Caltech Young Investigators Lecture

Thursday April 4, 2019 4:00 PM

Engineering Breath Biomarkers for Detecting and Monitoring Respiratory Disease

Location: Annenberg 105

Abstract: In the past decade, breath has become an increasingly explored bioanalyte for clinical biomarker discovery. Breath contains hundreds of volatile metabolic products from the body and can be sampled non-invasively for analysis at the point of care. However, since the first report of quantitative breath analysis by Linus Pauling in 1971, few robust breath biomarkers have been discovered and used in the clinic. In this talk, I will discuss an alternative approach to breath-based diagnostics using inhalable nanoparticles that we have engineered to release synthetic volatiles in response to aberrant protease activity in the lungs. The advantages of this approach are four-fold: (1) high sensitivity due to protease-driven readouts (2) high specificity through multiplexing (3) minimal background through use of biorthogonal volatile reporters and (4) a priori knowledge of the biological pathways driving breath signal. My interests lie in respiratory infections in which we can leverage both host and bacterial proteases. I will discuss my progress on this front and how this platform can be paired with machine learning to address clinical needs such as rapid pathogen identification.

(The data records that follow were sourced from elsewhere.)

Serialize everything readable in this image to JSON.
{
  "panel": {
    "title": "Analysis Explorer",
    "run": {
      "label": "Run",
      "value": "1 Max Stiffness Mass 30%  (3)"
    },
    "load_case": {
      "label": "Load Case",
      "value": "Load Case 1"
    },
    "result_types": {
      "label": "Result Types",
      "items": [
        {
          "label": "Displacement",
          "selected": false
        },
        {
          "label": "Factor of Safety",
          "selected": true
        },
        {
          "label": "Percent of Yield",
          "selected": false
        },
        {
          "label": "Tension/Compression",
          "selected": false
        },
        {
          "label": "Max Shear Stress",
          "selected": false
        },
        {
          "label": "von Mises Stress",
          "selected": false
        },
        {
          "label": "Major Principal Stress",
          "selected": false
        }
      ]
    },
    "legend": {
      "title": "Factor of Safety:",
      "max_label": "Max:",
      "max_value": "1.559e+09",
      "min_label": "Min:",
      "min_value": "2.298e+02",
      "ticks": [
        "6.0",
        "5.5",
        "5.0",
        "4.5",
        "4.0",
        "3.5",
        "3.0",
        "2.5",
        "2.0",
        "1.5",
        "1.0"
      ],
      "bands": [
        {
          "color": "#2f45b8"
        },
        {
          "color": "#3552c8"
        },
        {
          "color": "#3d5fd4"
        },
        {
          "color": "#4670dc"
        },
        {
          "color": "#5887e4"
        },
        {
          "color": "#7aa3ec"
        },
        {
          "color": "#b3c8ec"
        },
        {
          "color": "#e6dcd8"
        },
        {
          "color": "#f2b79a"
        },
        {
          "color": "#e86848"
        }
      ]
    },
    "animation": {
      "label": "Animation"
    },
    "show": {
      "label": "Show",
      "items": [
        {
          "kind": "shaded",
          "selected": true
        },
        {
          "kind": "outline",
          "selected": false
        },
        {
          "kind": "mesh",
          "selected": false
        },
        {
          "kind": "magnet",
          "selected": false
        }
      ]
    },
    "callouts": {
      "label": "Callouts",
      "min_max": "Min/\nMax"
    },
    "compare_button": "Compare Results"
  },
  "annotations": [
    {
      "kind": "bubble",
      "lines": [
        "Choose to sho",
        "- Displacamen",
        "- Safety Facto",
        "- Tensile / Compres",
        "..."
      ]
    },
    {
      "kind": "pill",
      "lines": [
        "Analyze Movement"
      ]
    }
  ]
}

Bio: Leslie Chan received her B.S. in Biomedical Engineering from the Georgia Institute of Technology in 2009 and her Ph.D. in Bioengineering from the University of Washington in 2015. She completed her graduate work under the mentorship of Suzie Pun, where she developed peptide-functionalized polymers to promote blood clotting for trauma applications. Following completion of her graduate work, Leslie joined Sangeeta Bhatia's lab at MIT, where she is currently engineering nanoscale materials to interface with microbial pathogens and the infected tissue microenvironment to diagnose, treat, and monitor bacterial infections. Her research interests broadly encompass drug delivery and the human microbiome.

This lecture is part of the Young Investigators Lecture Series sponsored by the Caltech Division of Engineering & Applied Science.

Series Caltech Young Investigators Lecture Series

Contact: Christine Garske